An Economist’s Approach To Buying A Car

Good personal finance skills are not exclusive to economists, but this little piece by Theodore Cangero provides great instruction for thinking through the economics and executing the plan for buying a car.

One part he glosses over is the decision to buy new rather than used. Precisely because cars depreciate rapidly with high mileage (especially the first bunch of miles), the opportunity cost of buying a new car is pretty high relative to buying a (relatively) low-mileage used car. The question is in large part one of risk aversion due to uncertainty about the reliability of a used vs new car, and the availability of information about the car in question (e.g., CarFax reports, maintenance records, model reviews, etc.). If one is going to put lots of miles on a car anyhow (like the author), letting someone else take the depreciation hit for the first bunch of miles may be a better deal…depending on one’s risk attitude over repair costs.

Another factor that he doesn’t touch on is how long one plans to keep the car. If you are one that likes to trade in/up every so many years (as he seems to imply), then the value retention he talks about is more important. If you are one that drives a car until its useful life is nearly over (or if you plan on putting a couple hundred thousand miles on it before selling it, or even handing it down to your future teenage driver), value retention may be less important–though certainly a factor to consider at the margin. That said, value-retention and expected reliability tend to go hand-in-hand. So focusing on expected reliability for long-term use will likely result in choosing a vehicle that tends to hold its value better anyhow.

Despite the quibbles, the article lays out a pretty good approach that might help you make the best car-buying decision you can.

Research Confirms: More Is Better

There’s a nice article in the WSJ Online today reporting on recent research by Betsey Stevenson and Justin Wolfers at the University of Michigan. Their article takes to the task a popular assertion that, above some level of income, more money doesn’t really lead to greater happiness. Of course, that would violate on the basic assumptions underlying this blog. They write:

The income–well-being link that one finds when examining only the poor, is similar to that found when examining only the rich. We show that this finding is robust across a variety of datasets, for various measures of subjective well-being, at various thresholds, and that it holds in roughly equal measure when making cross-national comparisons between rich and poor countries as when making comparisons between rich and poor people within a country.
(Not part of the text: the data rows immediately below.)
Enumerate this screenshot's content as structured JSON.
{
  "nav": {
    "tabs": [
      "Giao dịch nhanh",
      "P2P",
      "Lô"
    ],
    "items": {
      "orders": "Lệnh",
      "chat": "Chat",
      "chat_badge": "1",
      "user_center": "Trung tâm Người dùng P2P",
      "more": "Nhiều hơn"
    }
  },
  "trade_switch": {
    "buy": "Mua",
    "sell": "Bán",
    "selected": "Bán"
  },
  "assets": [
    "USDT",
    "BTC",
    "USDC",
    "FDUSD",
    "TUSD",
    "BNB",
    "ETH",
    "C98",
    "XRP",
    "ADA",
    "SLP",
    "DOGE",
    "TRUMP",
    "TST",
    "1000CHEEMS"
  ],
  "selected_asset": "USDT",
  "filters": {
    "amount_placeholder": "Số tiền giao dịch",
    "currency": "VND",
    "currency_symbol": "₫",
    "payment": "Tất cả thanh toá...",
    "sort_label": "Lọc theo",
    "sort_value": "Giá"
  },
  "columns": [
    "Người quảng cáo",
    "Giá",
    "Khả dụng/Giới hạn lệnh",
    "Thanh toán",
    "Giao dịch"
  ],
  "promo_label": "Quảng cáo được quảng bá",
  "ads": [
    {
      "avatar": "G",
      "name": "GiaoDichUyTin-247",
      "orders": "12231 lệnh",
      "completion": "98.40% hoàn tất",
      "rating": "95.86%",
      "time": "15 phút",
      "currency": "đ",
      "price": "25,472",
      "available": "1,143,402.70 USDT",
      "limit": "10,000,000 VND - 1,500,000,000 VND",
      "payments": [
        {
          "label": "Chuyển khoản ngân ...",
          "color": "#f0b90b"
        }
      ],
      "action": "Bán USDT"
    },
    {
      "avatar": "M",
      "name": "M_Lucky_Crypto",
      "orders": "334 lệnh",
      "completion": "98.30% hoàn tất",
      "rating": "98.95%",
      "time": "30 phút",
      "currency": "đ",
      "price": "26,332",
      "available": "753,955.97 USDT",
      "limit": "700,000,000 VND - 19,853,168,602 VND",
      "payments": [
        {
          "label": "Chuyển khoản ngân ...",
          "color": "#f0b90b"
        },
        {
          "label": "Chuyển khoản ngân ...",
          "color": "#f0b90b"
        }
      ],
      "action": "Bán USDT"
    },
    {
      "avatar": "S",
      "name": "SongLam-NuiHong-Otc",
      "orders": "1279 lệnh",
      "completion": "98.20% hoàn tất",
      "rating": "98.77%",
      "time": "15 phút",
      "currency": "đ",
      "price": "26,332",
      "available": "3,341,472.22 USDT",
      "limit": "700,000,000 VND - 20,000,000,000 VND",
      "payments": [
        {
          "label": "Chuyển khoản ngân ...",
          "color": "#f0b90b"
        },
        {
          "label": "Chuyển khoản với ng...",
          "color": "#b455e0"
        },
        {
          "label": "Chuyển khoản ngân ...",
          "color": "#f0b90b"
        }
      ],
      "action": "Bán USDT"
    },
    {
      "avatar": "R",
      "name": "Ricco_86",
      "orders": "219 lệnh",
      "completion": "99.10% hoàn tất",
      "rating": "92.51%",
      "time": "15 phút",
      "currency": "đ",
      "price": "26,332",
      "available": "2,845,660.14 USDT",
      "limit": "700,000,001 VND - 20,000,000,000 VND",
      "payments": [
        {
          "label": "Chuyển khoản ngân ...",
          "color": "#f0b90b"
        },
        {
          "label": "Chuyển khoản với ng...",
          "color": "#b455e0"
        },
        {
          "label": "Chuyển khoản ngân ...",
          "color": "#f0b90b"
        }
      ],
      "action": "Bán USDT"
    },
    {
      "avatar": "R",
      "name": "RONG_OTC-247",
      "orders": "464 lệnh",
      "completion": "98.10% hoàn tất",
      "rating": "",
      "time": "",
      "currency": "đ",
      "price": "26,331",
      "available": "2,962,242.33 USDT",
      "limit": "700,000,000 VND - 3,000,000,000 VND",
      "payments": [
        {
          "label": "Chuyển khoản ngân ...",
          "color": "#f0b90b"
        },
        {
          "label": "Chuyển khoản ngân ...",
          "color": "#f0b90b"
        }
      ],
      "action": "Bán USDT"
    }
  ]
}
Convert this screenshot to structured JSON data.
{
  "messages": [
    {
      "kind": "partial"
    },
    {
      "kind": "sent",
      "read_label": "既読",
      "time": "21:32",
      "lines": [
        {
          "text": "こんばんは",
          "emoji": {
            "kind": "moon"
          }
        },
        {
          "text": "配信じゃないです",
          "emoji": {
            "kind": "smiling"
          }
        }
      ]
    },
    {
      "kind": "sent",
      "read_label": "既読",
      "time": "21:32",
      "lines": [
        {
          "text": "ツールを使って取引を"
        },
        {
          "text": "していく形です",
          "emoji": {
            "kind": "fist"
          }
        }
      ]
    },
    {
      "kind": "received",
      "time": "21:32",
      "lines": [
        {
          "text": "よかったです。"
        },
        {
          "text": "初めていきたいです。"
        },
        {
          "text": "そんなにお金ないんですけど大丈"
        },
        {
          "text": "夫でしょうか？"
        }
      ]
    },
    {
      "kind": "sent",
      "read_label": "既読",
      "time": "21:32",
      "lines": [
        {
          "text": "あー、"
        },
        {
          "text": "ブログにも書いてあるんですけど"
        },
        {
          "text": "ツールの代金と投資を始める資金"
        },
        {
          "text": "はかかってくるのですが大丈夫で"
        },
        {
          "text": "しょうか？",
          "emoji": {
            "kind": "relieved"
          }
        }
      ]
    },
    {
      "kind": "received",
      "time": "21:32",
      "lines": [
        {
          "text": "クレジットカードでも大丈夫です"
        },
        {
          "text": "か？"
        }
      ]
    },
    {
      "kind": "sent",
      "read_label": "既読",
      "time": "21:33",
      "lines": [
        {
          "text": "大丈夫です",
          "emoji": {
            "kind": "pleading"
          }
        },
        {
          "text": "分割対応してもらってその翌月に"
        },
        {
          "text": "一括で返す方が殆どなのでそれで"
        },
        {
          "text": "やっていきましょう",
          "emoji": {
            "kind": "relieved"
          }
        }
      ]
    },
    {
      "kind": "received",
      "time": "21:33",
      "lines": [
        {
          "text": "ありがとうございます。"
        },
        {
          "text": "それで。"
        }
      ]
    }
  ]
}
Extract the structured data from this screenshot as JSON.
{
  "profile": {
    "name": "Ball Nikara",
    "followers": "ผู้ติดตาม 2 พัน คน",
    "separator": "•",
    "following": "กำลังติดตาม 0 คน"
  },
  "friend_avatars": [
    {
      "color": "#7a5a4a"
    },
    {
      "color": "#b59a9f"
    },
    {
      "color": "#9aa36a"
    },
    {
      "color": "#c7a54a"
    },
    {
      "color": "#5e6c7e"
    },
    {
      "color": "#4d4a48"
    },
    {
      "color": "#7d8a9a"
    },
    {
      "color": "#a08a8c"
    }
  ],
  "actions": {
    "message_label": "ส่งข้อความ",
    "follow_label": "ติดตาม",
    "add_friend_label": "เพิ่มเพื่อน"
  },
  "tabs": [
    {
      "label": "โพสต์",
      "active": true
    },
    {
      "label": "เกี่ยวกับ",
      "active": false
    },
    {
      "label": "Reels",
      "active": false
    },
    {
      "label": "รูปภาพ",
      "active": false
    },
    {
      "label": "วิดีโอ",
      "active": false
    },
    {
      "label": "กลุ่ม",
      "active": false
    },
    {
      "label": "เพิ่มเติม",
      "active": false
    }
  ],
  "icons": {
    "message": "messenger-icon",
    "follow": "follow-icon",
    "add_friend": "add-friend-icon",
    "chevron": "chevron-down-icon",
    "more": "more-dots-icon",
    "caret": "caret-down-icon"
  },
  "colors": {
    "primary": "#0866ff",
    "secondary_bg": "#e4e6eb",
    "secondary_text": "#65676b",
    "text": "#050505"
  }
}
Moreover, Stevenson and Wolfers also find that the third rule of the blog is also substantiated; namely, more more is less better. Or, to use their terms, “while each additional dollar of income yields a greater increment to measured happiness for the poor than for the rich, there is no satiation point.” That is, someone earning $10,000 may get more sense of happiness from an additional $1,000 than does someone earning $1,000,000, but both experience an increase in well-being in a consistently proportional way.

So who cares? Well, I do for one. Hey, if you’re going to build a blog on a pretty basic concept, it’s nice to have the research back it up (unlike, say, some Keynesian economists).

You should too. Some government policies seem to assume (conveniently so) that once a person has a certain amount of income (call them “rich”), they do not value additional money anymore. Therefore, you can take money away from them and give it to people who do value the additional money (call them “poor”) and make society better off by creating a greater sense of well-being. This utilitarian approach would seem to justify redistributive social policies. The only problem is, it isn’t accurate–or at least it isn’t as simple as that (as the research above shows). And that’s even before taking into account the costly nature (both direct and indirect) of the mechanisms for redistributing the wealth.

So there you have it. No matter how much you make, no matter what country you’re in, more is better than less.